== Task brief ==
Set down exactly the lines running from the one with "Enumerate this screenshot's" to the last line of the listing below, both included, and skip every picture.

┌────────

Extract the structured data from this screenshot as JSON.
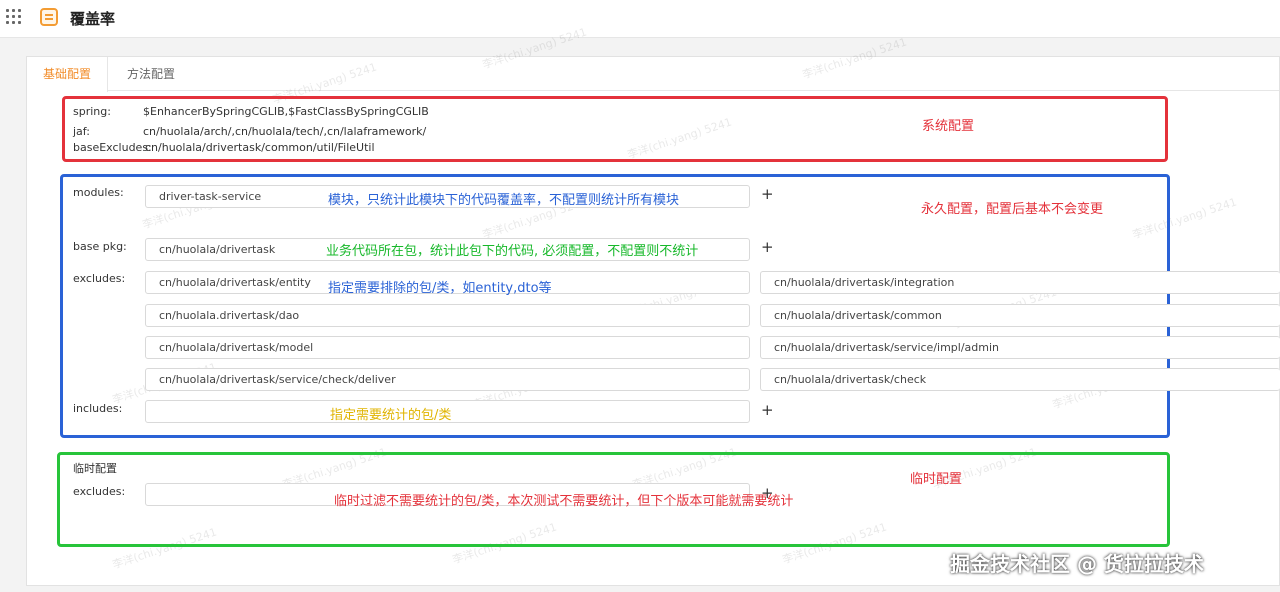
{
  "header": {
    "title": "覆盖率"
  },
  "tabs": [
    {
      "label": "基础配置",
      "active": true
    },
    {
      "label": "方法配置",
      "active": false
    }
  ],
  "system": {
    "spring_label": "spring:",
    "spring_value": "$EnhancerBySpringCGLIB,$FastClassBySpringCGLIB",
    "jaf_label": "jaf:",
    "jaf_value": "cn/huolala/arch/,cn/huolala/tech/,cn/lalaframework/",
    "base_excludes_label": "baseExcludes:",
    "base_excludes_value": "cn/huolala/drivertask/common/util/FileUtil"
  },
  "permanent": {
    "modules_label": "modules:",
    "modules_value": "driver-task-service",
    "base_pkg_label": "base pkg:",
    "base_pkg_value": "cn/huolala/drivertask",
    "excludes_label": "excludes:",
    "excludes_left": [
      "cn/huolala/drivertask/entity",
      "cn/huolala.drivertask/dao",
      "cn/huolala/drivertask/model",
      "cn/huolala/drivertask/service/check/deliver"
    ],
    "excludes_right": [
      "cn/huolala/drivertask/integration",
      "cn/huolala/drivertask/common",
      "cn/huolala/drivertask/service/impl/admin",
      "cn/huolala/drivertask/check"
    ],
    "includes_label": "includes:",
    "includes_value": ""
  },
  "temporary": {
    "section_label": "临时配置",
    "excludes_label": "excludes:",
    "excludes_value": ""
  },
  "annotations": {
    "system": "系统配置",
    "modules": "模块，只统计此模块下的代码覆盖率，不配置则统计所有模块",
    "permanent": "永久配置，配置后基本不会变更",
    "base_pkg": "业务代码所在包，统计此包下的代码, 必须配置，不配置则不统计",
    "excludes": "指定需要排除的包/类，如entity,dto等",
    "includes": "指定需要统计的包/类",
    "temporary": "临时配置",
    "temp_excludes": "临时过滤不需要统计的包/类，本次测试不需要统计，但下个版本可能就需要统计"
  },
  "plus_symbol": "+",
  "watermark": "李洋(chi.yang) 5241",
  "footer_watermark": "掘金技术社区 @ 货拉拉技术",
  "colors": {
    "accent": "#f28c28",
    "red": "#e4323b",
    "blue": "#2a62d6",
    "green": "#27c43a",
    "yellow": "#e0b400"
  }
}
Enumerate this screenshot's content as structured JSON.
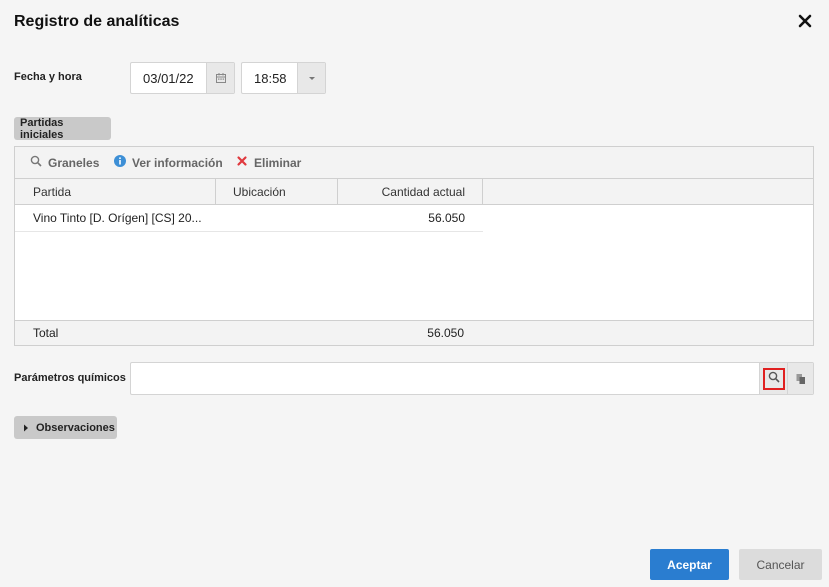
{
  "dialog": {
    "title": "Registro de analíticas"
  },
  "datetime": {
    "label": "Fecha y hora",
    "date_value": "03/01/22",
    "time_value": "18:58"
  },
  "partidas": {
    "section_label": "Partidas iniciales",
    "toolbar": {
      "graneles": "Graneles",
      "ver_info": "Ver información",
      "eliminar": "Eliminar"
    },
    "columns": [
      "Partida",
      "Ubicación",
      "Cantidad actual"
    ],
    "rows": [
      {
        "partida": "Vino Tinto [D. Orígen] [CS] 20...",
        "ubicacion": "",
        "cantidad": "56.050"
      }
    ],
    "footer": {
      "label": "Total",
      "cantidad": "56.050"
    }
  },
  "parametros": {
    "label": "Parámetros químicos",
    "value": ""
  },
  "observaciones": {
    "label": "Observaciones"
  },
  "actions": {
    "accept": "Aceptar",
    "cancel": "Cancelar"
  },
  "colors": {
    "primary": "#2a7dd0",
    "highlight": "#e02020",
    "delete": "#e0393e",
    "info": "#3d8fd6"
  }
}
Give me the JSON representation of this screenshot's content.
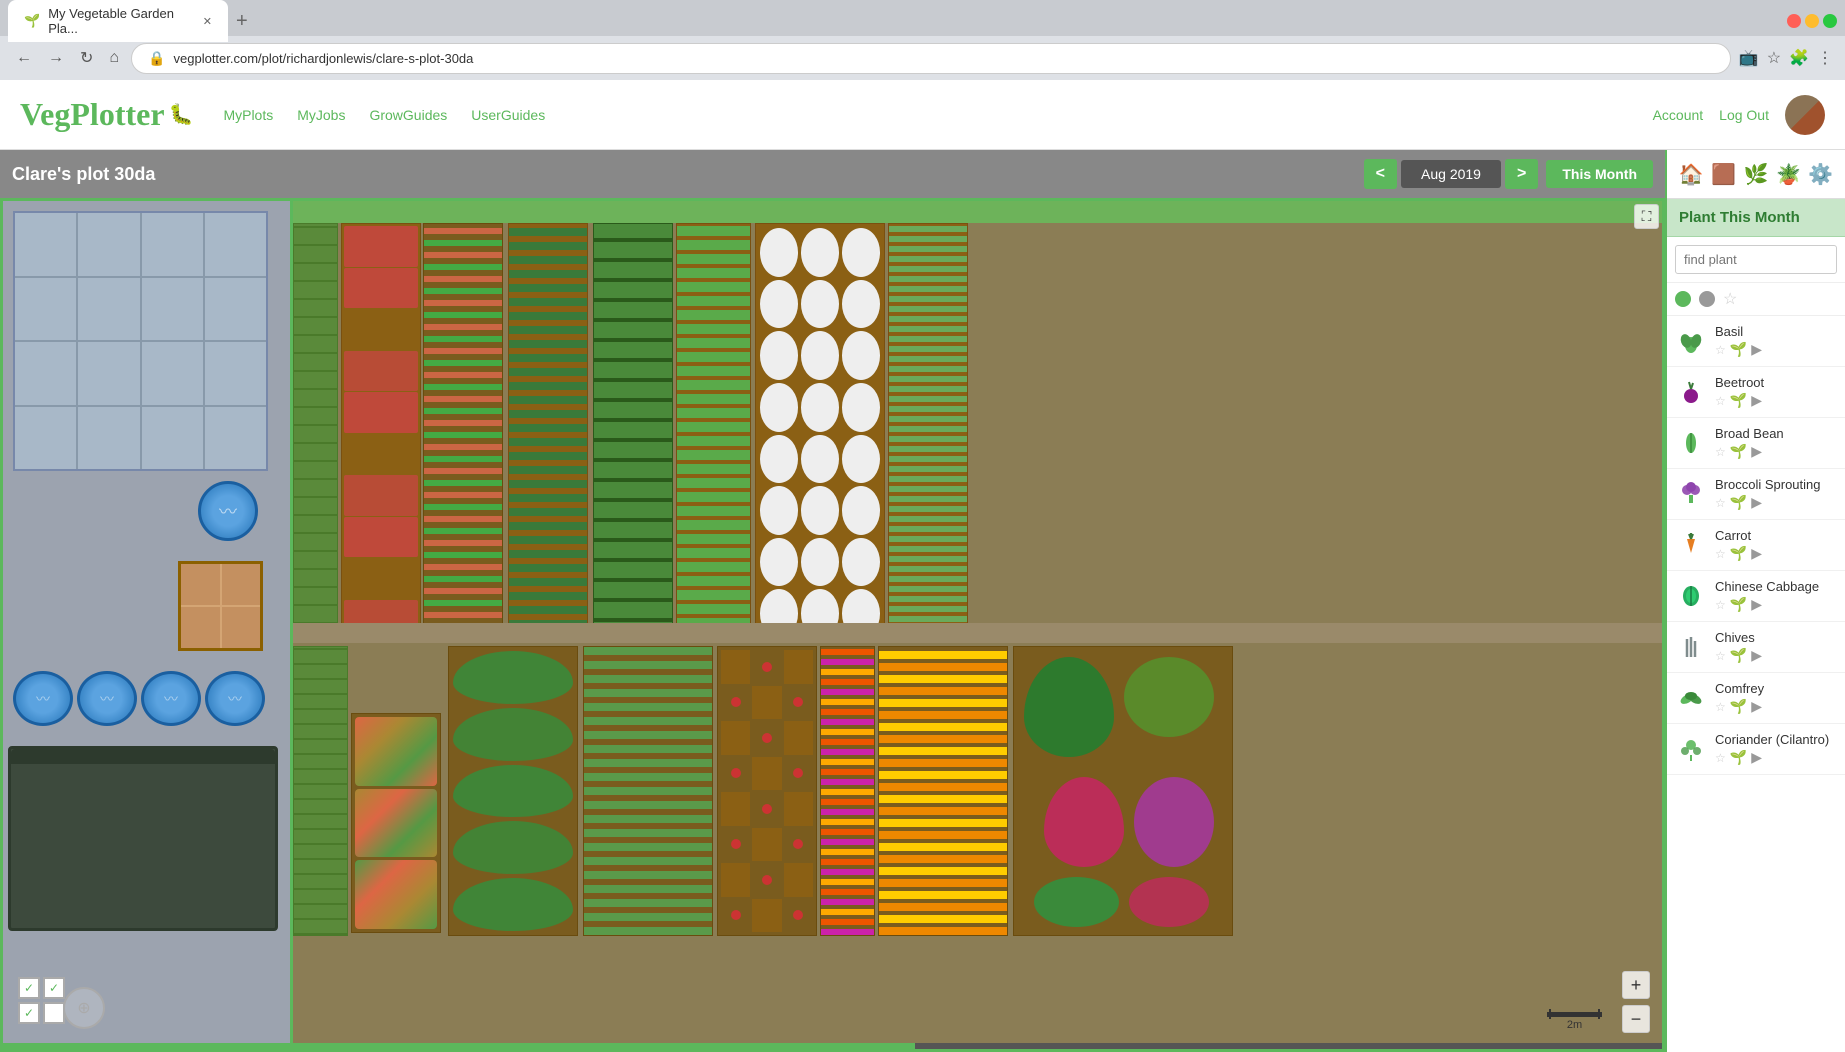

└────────

== Answer to this exercise ==
Enumerate this screenshot's content as structured JSON.
{
  "dialog": {
    "title": "Registro de analíticas"
  },
  "datetime": {
    "label": "Fecha y hora",
    "date_value": "03/01/22",
    "time_value": "18:58"
  },
  "partidas": {
    "section_label": "Partidas iniciales",
    "toolbar": {
      "graneles": "Graneles",
      "ver_info": "Ver información",
      "eliminar": "Eliminar"
    },
    "columns": [
      "Partida",
      "Ubicación",
      "Cantidad actual"
    ],
    "rows": [
      {
        "partida": "Vino Tinto [D. Orígen] [CS] 20...",
        "ubicacion": "",
        "cantidad": "56.050"
      }
    ],
    "footer": {
      "label": "Total",
      "cantidad": "56.050"
    }
  },
  "parametros": {
    "label": "Parámetros químicos",
    "value": ""
  },
  "observaciones": {
    "label": "Observaciones"
  },
  "actions": {
    "accept": "Aceptar",
    "cancel": "Cancelar"
  },
  "colors": {
    "primary": "#2a7dd0",
    "highlight": "#e02020",
    "delete": "#e0393e",
    "info": "#3d8fd6"
  }
}
Give me the JSON representation of this screenshot's content.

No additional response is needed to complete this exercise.